Ground Water and Surface Water A Single Resource--USGS Circular 1139
Effects of Nitrogen Use on the Quality of Ground Water and Surface Water
Nitrate contamination of ground water and surface water in the United States is widespread because nitrate is very mobile in the environment. Nitrate concentrations are increasing in much of the Nation's water, but they are particularly high in ground water in the midcontinent region of the United States. Two principal chemical reactions are important to the fate of nitrogen in water: (1) fertilizer ammonium can be nitrified to form nitrate, which is very mobile as a dissolved constituent in shallow ground water, and (2) nitrate can be denitrified to produce nitrogen gas in the presence of chemically reducing conditions if a source of dissolved organic carbon is available.

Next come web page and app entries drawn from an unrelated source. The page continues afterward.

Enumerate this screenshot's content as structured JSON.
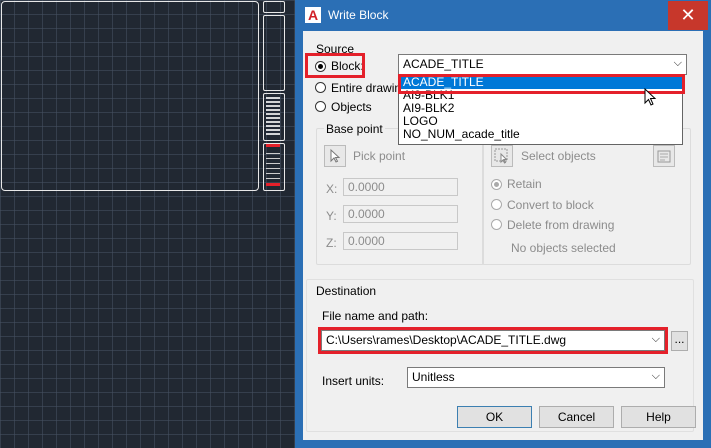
{
  "window": {
    "title": "Write Block",
    "app_icon": "A",
    "close_glyph": "✕",
    "accent": "#2b6fb5"
  },
  "source": {
    "legend": "Source",
    "block_label": "Block:",
    "entire_drawing_label": "Entire drawing",
    "objects_label": "Objects",
    "selected": "Block",
    "block_combo_value": "ACADE_TITLE",
    "block_options": [
      "ACADE_TITLE",
      "AI9-BLK1",
      "AI9-BLK2",
      "LOGO",
      "NO_NUM_acade_title"
    ],
    "highlighted_option": "ACADE_TITLE"
  },
  "base_point": {
    "legend": "Base point",
    "pick_point_label": "Pick point",
    "x_label": "X:",
    "y_label": "Y:",
    "z_label": "Z:",
    "x_value": "0.0000",
    "y_value": "0.0000",
    "z_value": "0.0000"
  },
  "objects": {
    "select_objects_label": "Select objects",
    "retain_label": "Retain",
    "convert_label": "Convert to block",
    "delete_label": "Delete from drawing",
    "status": "No objects selected",
    "selected": "Retain"
  },
  "destination": {
    "legend": "Destination",
    "file_label": "File name and path:",
    "file_value": "C:\\Users\\rames\\Desktop\\ACADE_TITLE.dwg",
    "browse_label": "...",
    "units_label": "Insert units:",
    "units_value": "Unitless"
  },
  "buttons": {
    "ok": "OK",
    "cancel": "Cancel",
    "help": "Help"
  },
  "colors": {
    "highlight": "#e4202a",
    "selection": "#0078d7"
  }
}
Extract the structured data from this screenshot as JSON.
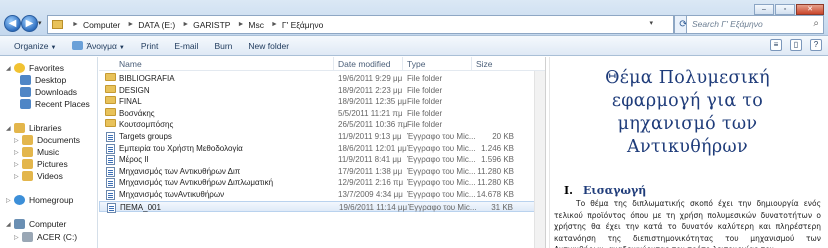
{
  "address_bar": {
    "segments": [
      "Computer",
      "DATA (E:)",
      "GARISTP",
      "Msc",
      "Γ' Εξάμηνο"
    ],
    "search_placeholder": "Search Γ' Εξάμηνο"
  },
  "window_controls": [
    "minimize",
    "maximize",
    "close"
  ],
  "toolbar": {
    "items": [
      "Organize",
      "Άνοιγμα",
      "Print",
      "E-mail",
      "Burn",
      "New folder"
    ]
  },
  "nav_pane": {
    "items": [
      {
        "label": "Favorites",
        "icon": "star-icon",
        "level": 0
      },
      {
        "label": "Desktop",
        "icon": "desktop-icon",
        "level": 1
      },
      {
        "label": "Downloads",
        "icon": "downloads-icon",
        "level": 1
      },
      {
        "label": "Recent Places",
        "icon": "recent-places-icon",
        "level": 1
      },
      {
        "label": "Libraries",
        "icon": "libraries-icon",
        "level": 0
      },
      {
        "label": "Documents",
        "icon": "documents-icon",
        "level": 1
      },
      {
        "label": "Music",
        "icon": "music-icon",
        "level": 1
      },
      {
        "label": "Pictures",
        "icon": "pictures-icon",
        "level": 1
      },
      {
        "label": "Videos",
        "icon": "videos-icon",
        "level": 1
      },
      {
        "label": "Homegroup",
        "icon": "homegroup-icon",
        "level": 0
      },
      {
        "label": "Computer",
        "icon": "computer-icon",
        "level": 0
      },
      {
        "label": "ACER (C:)",
        "icon": "drive-icon",
        "level": 1
      }
    ]
  },
  "file_list": {
    "columns": [
      "Name",
      "Date modified",
      "Type",
      "Size"
    ],
    "rows": [
      {
        "name": "BIBLIOGRAFIA",
        "date": "19/6/2011 9:29 μμ",
        "type": "File folder",
        "size": "",
        "kind": "folder"
      },
      {
        "name": "DESIGN",
        "date": "18/9/2011 2:23 μμ",
        "type": "File folder",
        "size": "",
        "kind": "folder"
      },
      {
        "name": "FINAL",
        "date": "18/9/2011 12:35 μμ",
        "type": "File folder",
        "size": "",
        "kind": "folder"
      },
      {
        "name": "Βοσνάκης",
        "date": "5/5/2011 11:21 πμ",
        "type": "File folder",
        "size": "",
        "kind": "folder"
      },
      {
        "name": "Κουτσομπόσης",
        "date": "26/5/2011 10:36 πμ",
        "type": "File folder",
        "size": "",
        "kind": "folder"
      },
      {
        "name": "Targets groups",
        "date": "11/9/2011 9:13 μμ",
        "type": "Έγγραφο του Mic...",
        "size": "20 KB",
        "kind": "doc"
      },
      {
        "name": "Εμπειρία του Χρήστη Μεθοδολογία",
        "date": "18/6/2011 12:01 μμ",
        "type": "Έγγραφο του Mic...",
        "size": "1.246 KB",
        "kind": "doc"
      },
      {
        "name": "Μέρος ΙΙ",
        "date": "11/9/2011 8:41 μμ",
        "type": "Έγγραφο του Mic...",
        "size": "1.596 KB",
        "kind": "doc"
      },
      {
        "name": "Μηχανισμός των Αντικυθήρων Διπ",
        "date": "17/9/2011 1:38 μμ",
        "type": "Έγγραφο του Mic...",
        "size": "11.280 KB",
        "kind": "doc"
      },
      {
        "name": "Μηχανισμός των Αντικυθήρων Διπλωματική",
        "date": "12/9/2011 2:16 πμ",
        "type": "Έγγραφο του Mic...",
        "size": "11.280 KB",
        "kind": "doc"
      },
      {
        "name": "Μηχανισμός τωνΑντικυθήρων",
        "date": "13/7/2009 4:34 μμ",
        "type": "Έγγραφο του Mic...",
        "size": "14.678 KB",
        "kind": "doc"
      },
      {
        "name": "ΠΕΜΑ_001",
        "date": "19/6/2011 11:14 μμ",
        "type": "Έγγραφο του Mic...",
        "size": "31 KB",
        "kind": "doc",
        "selected": true
      }
    ]
  },
  "preview": {
    "title": "Θέμα Πολυμεσική εφαρμογή για το μηχανισμό των Αντικυθήρων",
    "heading_number": "I.",
    "heading": "Εισαγωγή",
    "body": "Το θέμα της διπλωματικής σκοπό έχει την δημιουργία ενός τελικού προϊόντος όπου με τη χρήση πολυμεσικών δυνατοτήτων ο χρήστης θα έχει την κατά το δυνατόν καλύτερη και πληρέστερη κατανόηση της διεπιστημονικότητας του μηχανισμού των Αντικυθήρων, αναδεικνύοντας τον τρόπο λειτουργίας του."
  }
}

High concentrations of nitrate can contribute to excessive growth of aquatic plants, depletion of oxygen, fishkills, and general degradation of aquatic habitats. For example, a study of Waquoit Bay in Massachusetts linked the decline in eelgrass beds since 1950 to a progressive increase in nitrate input due to expansion of domestic septic-field developments in the drainage basin (Figure O-1). Loss of eelgrass is a concern because this aquatic plant stabilizes sediment and provides ideal habitat for juvenile fish and other fauna in coastal bays and estuaries. Larger nitrate concentrations supported algal growth that caused turbidity and shading, which contributed to the decline of eelgrass.
Significant denitrification has been found to take place at locations where oxygen is absent or present at very low concentrations and where suitable electron-donor compounds, such as organic carbon, are available. Such locations include the interface of aquifers with silt and clay confining beds and along riparian zones adjacent to streams. For example, in a study on the eastern shore of Maryland, nitrogen isotopes and other environmental tracers were used to show that the degree of denitrification that took place depended on the extent of interaction between ground-water and the chemically reducing sediments near or below the bottom of the Aquia Formation. Two drainage basins were studied: Morgan Creek and Chesterville Branch (Figure O-2). Ground-water discharging beneath both streams had similar nitrate concentration when recharged. Significant denitrification took place in the Morgan Creek basin where a large fraction of local ground-water flow passed through the reducing sediments, which are present at shallow depths (3 to 10 feet) in this area. Evidence for the denitrification included decreases in nitrate concentrations along the flow path to Morgan Creek and enrichment of the 15N isotope. Much less denitrification took place in the Chesterville Branch basin because the top of the reducing sediments are deeper (10 to 20 feet) in this area and a smaller fraction of ground-water flow passed through those sediments.